One of the hardest parts about this business is dealing with the rejection and the judgement, but if you love doing this, and unfortunately I do, then you have to deal with it. If there was something else I could be successful at, I’d probably do it and avoid the amount of damage that this business can do to your soul. It’s hard feeling like that person is better than you. I’ve had it happen, even recently, where I’ve gotten movie roles that I was really excited about, and a few weeks later, they came back and the financiers of that film said, “We need somebody more famous.” Not somebody better, just somebody more famous. And then, that movie was no longer mine because I wasn’t as famous as the actor who got offered it instead, and that’s hard. How is that fair? But, the one thing I will say that I’ve been able to do in my career is that, every time I’ve gotten kicked off the horse or stepped on, I get my ass off the ground, dust my pants off and say, “All right, let’s go for it again.” I’ve never given up my belief that I can reach the places that I want, and I hope I never do. Once I do, or if that day ever comes, that’s when it would be time for me to stop.
BALFOUR: Yeah, absolutely! It evolved, but really it was about developing projects that I would want to be a part of and that I found interesting. It’s just about developing projects that fit into the type of movie or television show that you’d want to watch, that you know something about, and that you can really have some perspective on. Russell Simmons has this rule for life that’s, “Do you.” You’ve got to do you. The minute you try to do something that is not true to you, is not something that you really know about, and is not a lifestyle or world that you live in or can relate to, it’s going to come off as false. So, I just try to do me.
Are there any particular types of roles or genres that you’d still love to do, but haven’t had the chance to do yet?
BALFOUR: All of them. There are so many. There isn’t a handful, but there are hundreds and thousands. Every time I see a movie where I’m fascinated by the character or the world, or I was a movie like The Godfather, Trainspotting, State of Grace, The Breakfast Club, Ghostbusters, Jaws, The Exorcist, or whatever the case may be, you go, “Oh, I want to play a role like that someday! I want to be in a movie like that someday!” That happens all the time.
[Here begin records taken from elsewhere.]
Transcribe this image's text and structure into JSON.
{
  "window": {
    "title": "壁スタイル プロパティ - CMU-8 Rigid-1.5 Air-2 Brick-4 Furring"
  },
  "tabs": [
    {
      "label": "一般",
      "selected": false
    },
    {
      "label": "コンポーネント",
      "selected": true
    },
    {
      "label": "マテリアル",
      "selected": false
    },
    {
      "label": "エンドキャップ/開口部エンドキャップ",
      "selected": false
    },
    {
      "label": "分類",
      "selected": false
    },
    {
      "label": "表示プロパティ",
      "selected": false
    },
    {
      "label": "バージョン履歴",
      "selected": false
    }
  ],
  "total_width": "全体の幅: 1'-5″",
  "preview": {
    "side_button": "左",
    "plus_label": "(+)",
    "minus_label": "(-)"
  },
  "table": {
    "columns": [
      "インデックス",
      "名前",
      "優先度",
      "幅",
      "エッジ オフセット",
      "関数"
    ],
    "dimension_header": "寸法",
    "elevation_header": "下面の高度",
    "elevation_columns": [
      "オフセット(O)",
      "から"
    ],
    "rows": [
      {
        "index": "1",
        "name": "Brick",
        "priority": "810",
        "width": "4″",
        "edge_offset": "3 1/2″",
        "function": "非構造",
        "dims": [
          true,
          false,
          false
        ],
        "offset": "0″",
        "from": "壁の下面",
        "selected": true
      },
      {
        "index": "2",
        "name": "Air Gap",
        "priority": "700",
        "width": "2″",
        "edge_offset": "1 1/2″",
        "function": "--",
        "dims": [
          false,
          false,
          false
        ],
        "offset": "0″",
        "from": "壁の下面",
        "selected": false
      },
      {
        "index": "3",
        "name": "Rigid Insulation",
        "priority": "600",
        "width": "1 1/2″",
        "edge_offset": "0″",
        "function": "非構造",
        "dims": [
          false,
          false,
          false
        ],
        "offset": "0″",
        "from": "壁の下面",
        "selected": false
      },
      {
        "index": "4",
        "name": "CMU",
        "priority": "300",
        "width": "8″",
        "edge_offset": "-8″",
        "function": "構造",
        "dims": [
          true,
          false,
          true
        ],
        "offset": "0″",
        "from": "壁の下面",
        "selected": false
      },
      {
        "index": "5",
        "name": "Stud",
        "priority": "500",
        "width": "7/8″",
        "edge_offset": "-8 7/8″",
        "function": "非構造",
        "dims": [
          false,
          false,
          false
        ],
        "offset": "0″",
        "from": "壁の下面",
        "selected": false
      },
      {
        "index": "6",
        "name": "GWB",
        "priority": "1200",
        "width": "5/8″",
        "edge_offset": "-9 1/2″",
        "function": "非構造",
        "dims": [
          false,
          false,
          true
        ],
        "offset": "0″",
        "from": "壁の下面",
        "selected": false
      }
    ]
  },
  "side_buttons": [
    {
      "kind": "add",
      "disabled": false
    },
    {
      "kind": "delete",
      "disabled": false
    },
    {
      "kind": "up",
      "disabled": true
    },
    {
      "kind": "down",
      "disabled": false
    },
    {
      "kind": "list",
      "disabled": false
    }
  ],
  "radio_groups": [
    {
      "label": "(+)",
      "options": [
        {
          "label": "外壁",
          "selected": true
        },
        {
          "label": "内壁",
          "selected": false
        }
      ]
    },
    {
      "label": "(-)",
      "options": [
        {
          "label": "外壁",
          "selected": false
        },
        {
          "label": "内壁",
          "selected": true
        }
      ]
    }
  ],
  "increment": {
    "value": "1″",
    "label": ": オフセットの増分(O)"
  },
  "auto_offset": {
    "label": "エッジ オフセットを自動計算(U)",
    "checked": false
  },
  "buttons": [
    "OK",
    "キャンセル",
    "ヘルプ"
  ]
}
Someone asked Stevie Wonder, “What’s the greatest song you’ve ever written?,” and he said, “Well, I haven’t written it yet, otherwise I wouldn’t still be writing songs.” If you felt like you’ve done the best thing you could possibly ever do, it’s probably time to hang up your spurs because there’s not much else to do. As an artist, you’re always trying to reach a new height, do something new, try something you haven’t done before, and push your boundaries.